Return all of the data verbatim, dropping any picture.

Start of Records for this exercise

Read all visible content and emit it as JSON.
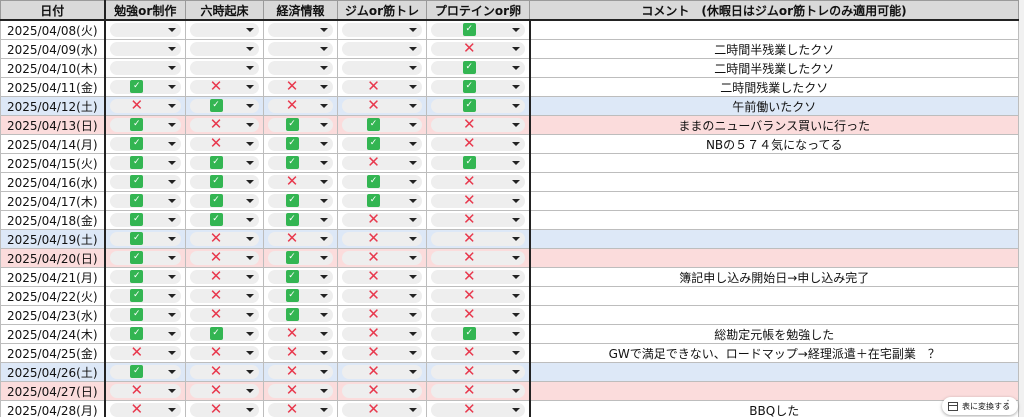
{
  "headers": [
    "日付",
    "勉強or制作",
    "六時起床",
    "経済情報",
    "ジムor筋トレ",
    "プロテインor卵",
    "コメント　(休暇日はジムor筋トレのみ適用可能)"
  ],
  "rows": [
    {
      "date": "2025/04/08(火)",
      "type": "normal",
      "marks": [
        "",
        "",
        "",
        "",
        "ok"
      ],
      "comment": ""
    },
    {
      "date": "2025/04/09(水)",
      "type": "normal",
      "marks": [
        "",
        "",
        "",
        "",
        "ng"
      ],
      "comment": "二時間半残業したクソ"
    },
    {
      "date": "2025/04/10(木)",
      "type": "normal",
      "marks": [
        "",
        "",
        "",
        "",
        "ok"
      ],
      "comment": "二時間半残業したクソ"
    },
    {
      "date": "2025/04/11(金)",
      "type": "normal",
      "marks": [
        "ok",
        "ng",
        "ng",
        "ng",
        "ok"
      ],
      "comment": "二時間残業したクソ"
    },
    {
      "date": "2025/04/12(土)",
      "type": "blue",
      "marks": [
        "ng",
        "ok",
        "ng",
        "ng",
        "ok"
      ],
      "comment": "午前働いたクソ"
    },
    {
      "date": "2025/04/13(日)",
      "type": "pink",
      "marks": [
        "ok",
        "ng",
        "ok",
        "ok",
        "ng"
      ],
      "comment": "ままのニューバランス買いに行った"
    },
    {
      "date": "2025/04/14(月)",
      "type": "normal",
      "marks": [
        "ok",
        "ng",
        "ok",
        "ok",
        "ng"
      ],
      "comment": "NBの５７４気になってる"
    },
    {
      "date": "2025/04/15(火)",
      "type": "normal",
      "marks": [
        "ok",
        "ok",
        "ok",
        "ng",
        "ok"
      ],
      "comment": ""
    },
    {
      "date": "2025/04/16(水)",
      "type": "normal",
      "marks": [
        "ok",
        "ok",
        "ng",
        "ok",
        "ng"
      ],
      "comment": ""
    },
    {
      "date": "2025/04/17(木)",
      "type": "normal",
      "marks": [
        "ok",
        "ok",
        "ok",
        "ok",
        "ng"
      ],
      "comment": ""
    },
    {
      "date": "2025/04/18(金)",
      "type": "normal",
      "marks": [
        "ok",
        "ok",
        "ok",
        "ng",
        "ng"
      ],
      "comment": ""
    },
    {
      "date": "2025/04/19(土)",
      "type": "blue",
      "marks": [
        "ok",
        "ng",
        "ng",
        "ng",
        "ng"
      ],
      "comment": ""
    },
    {
      "date": "2025/04/20(日)",
      "type": "pink",
      "marks": [
        "ok",
        "ng",
        "ok",
        "ng",
        "ng"
      ],
      "comment": ""
    },
    {
      "date": "2025/04/21(月)",
      "type": "normal",
      "marks": [
        "ok",
        "ng",
        "ok",
        "ng",
        "ng"
      ],
      "comment": "簿記申し込み開始日→申し込み完了"
    },
    {
      "date": "2025/04/22(火)",
      "type": "normal",
      "marks": [
        "ok",
        "ng",
        "ok",
        "ng",
        "ng"
      ],
      "comment": ""
    },
    {
      "date": "2025/04/23(水)",
      "type": "normal",
      "marks": [
        "ok",
        "ng",
        "ok",
        "ng",
        "ng"
      ],
      "comment": ""
    },
    {
      "date": "2025/04/24(木)",
      "type": "normal",
      "marks": [
        "ok",
        "ok",
        "ng",
        "ng",
        "ok"
      ],
      "comment": "総勘定元帳を勉強した"
    },
    {
      "date": "2025/04/25(金)",
      "type": "normal",
      "marks": [
        "ng",
        "ng",
        "ng",
        "ng",
        "ng"
      ],
      "comment": "GWで満足できない、ロードマップ→経理派遣＋在宅副業　？"
    },
    {
      "date": "2025/04/26(土)",
      "type": "blue",
      "marks": [
        "ok",
        "ng",
        "ng",
        "ng",
        "ng"
      ],
      "comment": ""
    },
    {
      "date": "2025/04/27(日)",
      "type": "pink",
      "marks": [
        "ng",
        "ng",
        "ng",
        "ng",
        "ng"
      ],
      "comment": ""
    },
    {
      "date": "2025/04/28(月)",
      "type": "normal",
      "marks": [
        "ng",
        "ng",
        "ng",
        "ng",
        "ng"
      ],
      "comment": "BBQした"
    }
  ],
  "floating_pill": {
    "icon": "table-icon",
    "label": "表に変換する",
    "more": "⋮"
  },
  "colors": {
    "header_bg": "#d9d9d9",
    "saturday_bg": "#dde8f7",
    "sunday_bg": "#fbdcdc",
    "ok": "#33b552",
    "ng": "#e8384d",
    "dropdown_bg": "#eeeeee"
  }
}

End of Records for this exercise

Result for this exercise.
Read all visible content and emit it as JSON.
{
  "headers": [
    "日付",
    "勉強or制作",
    "六時起床",
    "経済情報",
    "ジムor筋トレ",
    "プロテインor卵",
    "コメント　(休暇日はジムor筋トレのみ適用可能)"
  ],
  "rows": [
    {
      "date": "2025/04/08(火)",
      "type": "normal",
      "marks": [
        "",
        "",
        "",
        "",
        "ok"
      ],
      "comment": ""
    },
    {
      "date": "2025/04/09(水)",
      "type": "normal",
      "marks": [
        "",
        "",
        "",
        "",
        "ng"
      ],
      "comment": "二時間半残業したクソ"
    },
    {
      "date": "2025/04/10(木)",
      "type": "normal",
      "marks": [
        "",
        "",
        "",
        "",
        "ok"
      ],
      "comment": "二時間半残業したクソ"
    },
    {
      "date": "2025/04/11(金)",
      "type": "normal",
      "marks": [
        "ok",
        "ng",
        "ng",
        "ng",
        "ok"
      ],
      "comment": "二時間残業したクソ"
    },
    {
      "date": "2025/04/12(土)",
      "type": "blue",
      "marks": [
        "ng",
        "ok",
        "ng",
        "ng",
        "ok"
      ],
      "comment": "午前働いたクソ"
    },
    {
      "date": "2025/04/13(日)",
      "type": "pink",
      "marks": [
        "ok",
        "ng",
        "ok",
        "ok",
        "ng"
      ],
      "comment": "ままのニューバランス買いに行った"
    },
    {
      "date": "2025/04/14(月)",
      "type": "normal",
      "marks": [
        "ok",
        "ng",
        "ok",
        "ok",
        "ng"
      ],
      "comment": "NBの５７４気になってる"
    },
    {
      "date": "2025/04/15(火)",
      "type": "normal",
      "marks": [
        "ok",
        "ok",
        "ok",
        "ng",
        "ok"
      ],
      "comment": ""
    },
    {
      "date": "2025/04/16(水)",
      "type": "normal",
      "marks": [
        "ok",
        "ok",
        "ng",
        "ok",
        "ng"
      ],
      "comment": ""
    },
    {
      "date": "2025/04/17(木)",
      "type": "normal",
      "marks": [
        "ok",
        "ok",
        "ok",
        "ok",
        "ng"
      ],
      "comment": ""
    },
    {
      "date": "2025/04/18(金)",
      "type": "normal",
      "marks": [
        "ok",
        "ok",
        "ok",
        "ng",
        "ng"
      ],
      "comment": ""
    },
    {
      "date": "2025/04/19(土)",
      "type": "blue",
      "marks": [
        "ok",
        "ng",
        "ng",
        "ng",
        "ng"
      ],
      "comment": ""
    },
    {
      "date": "2025/04/20(日)",
      "type": "pink",
      "marks": [
        "ok",
        "ng",
        "ok",
        "ng",
        "ng"
      ],
      "comment": ""
    },
    {
      "date": "2025/04/21(月)",
      "type": "normal",
      "marks": [
        "ok",
        "ng",
        "ok",
        "ng",
        "ng"
      ],
      "comment": "簿記申し込み開始日→申し込み完了"
    },
    {
      "date": "2025/04/22(火)",
      "type": "normal",
      "marks": [
        "ok",
        "ng",
        "ok",
        "ng",
        "ng"
      ],
      "comment": ""
    },
    {
      "date": "2025/04/23(水)",
      "type": "normal",
      "marks": [
        "ok",
        "ng",
        "ok",
        "ng",
        "ng"
      ],
      "comment": ""
    },
    {
      "date": "2025/04/24(木)",
      "type": "normal",
      "marks": [
        "ok",
        "ok",
        "ng",
        "ng",
        "ok"
      ],
      "comment": "総勘定元帳を勉強した"
    },
    {
      "date": "2025/04/25(金)",
      "type": "normal",
      "marks": [
        "ng",
        "ng",
        "ng",
        "ng",
        "ng"
      ],
      "comment": "GWで満足できない、ロードマップ→経理派遣＋在宅副業　？"
    },
    {
      "date": "2025/04/26(土)",
      "type": "blue",
      "marks": [
        "ok",
        "ng",
        "ng",
        "ng",
        "ng"
      ],
      "comment": ""
    },
    {
      "date": "2025/04/27(日)",
      "type": "pink",
      "marks": [
        "ng",
        "ng",
        "ng",
        "ng",
        "ng"
      ],
      "comment": ""
    },
    {
      "date": "2025/04/28(月)",
      "type": "normal",
      "marks": [
        "ng",
        "ng",
        "ng",
        "ng",
        "ng"
      ],
      "comment": "BBQした"
    }
  ],
  "floating_pill": {
    "icon": "table-icon",
    "label": "表に変換する",
    "more": "⋮"
  },
  "colors": {
    "header_bg": "#d9d9d9",
    "saturday_bg": "#dde8f7",
    "sunday_bg": "#fbdcdc",
    "ok": "#33b552",
    "ng": "#e8384d",
    "dropdown_bg": "#eeeeee"
  }
}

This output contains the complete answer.